She pointed out that because all authorized vaccines are safe and effective, it’s important to get vaccinated with the first one offered to you to ensure that you’re protected as soon as possible.
However, according to Tong, eligible teenagers are limited to only one vaccine option at this time.
“Those aged 16 and 17 will need to select a location where Pfizer is offered since only Pfizer is approved for use in 16- and 17-year-olds,” she said.
She emphasized that vaccine appointments are currently available in California, with new appointments added daily based on available vaccine supplies.
“The County of Santa Clara Health System is now scheduling first dose appointments up to 1 week in advance,” she said. “The county’s website is regularly updated in five languages with the latest information about vaccines and current links for scheduling appointments.”
As of April 23, the Centers for Disease Control and Prevention (CDC) has lifted the pause on the Johnson & Johnson vaccine.
Dr. Teresa Murray Amato, director of emergency medicine at Long Island Jewish Forest Hills in Queens, New York, said this creates additional vaccine supply.
“It may be difficult to choose which vaccine you can receive,” she said. “As the supply increases the ability to choose may increase.”
Amato explained there are several ways to make your vaccine appointment.
“You can check your state department of health website, you can contact your local pharmacies, or reach out to your primary doctor,” she said. “As the vaccine supply increases more sites will accommodate walk-ins.”
Amato said it’s best to talk with your primary care doctor if you have any concerns about the vaccine, and remember that most sites will require at least a 15-minute observation period after you’re vaccinated.

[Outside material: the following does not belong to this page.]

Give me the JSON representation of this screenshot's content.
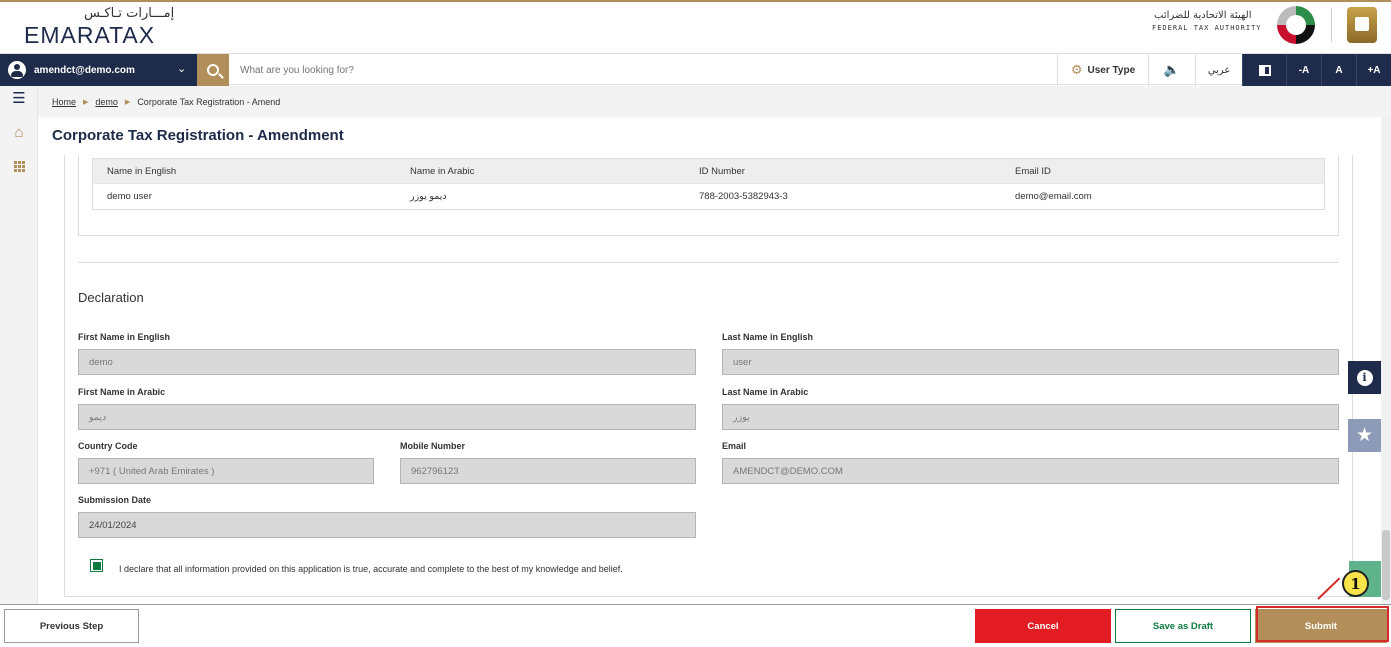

“Operating a vaccine administration site is not an easy task,” Rondello said. “There are a myriad of logistical, safety, administrative, clinical, and other concerns that must be managed.”
He explained that in the early days of the vaccine effort, there were few sites that had much experience organizing a vaccine dispensing location.
But as these locations gained greater and greater experience, they learned how to be more organized, consistent, and efficient, allowing for a more effective use of resources and a larger number of people vaccinated each day.
“Additionally, we have seen the establishment of more and more mass vaccination sites that have the capacity for enormous throughput,” Rondello said. “These locations can accommodate great numbers of vaccinated individuals in any given day, sometimes without them even leaving their cars.”
While the early days of the COVID-19 vaccine demand vastly outstripped supply, that’s quickly changing as an increasing number of vaccine options has made it much easier to get an appointment.
Experts say that as the vaccine initiative progressed, drug manufacturers ramped up production to meet demand, and being vaccinated is key to getting back to normal.
They also say while it might be difficult to choose which vaccine you’re given, since all options are found safe and effective, the best vaccine choice is any one that you can get now.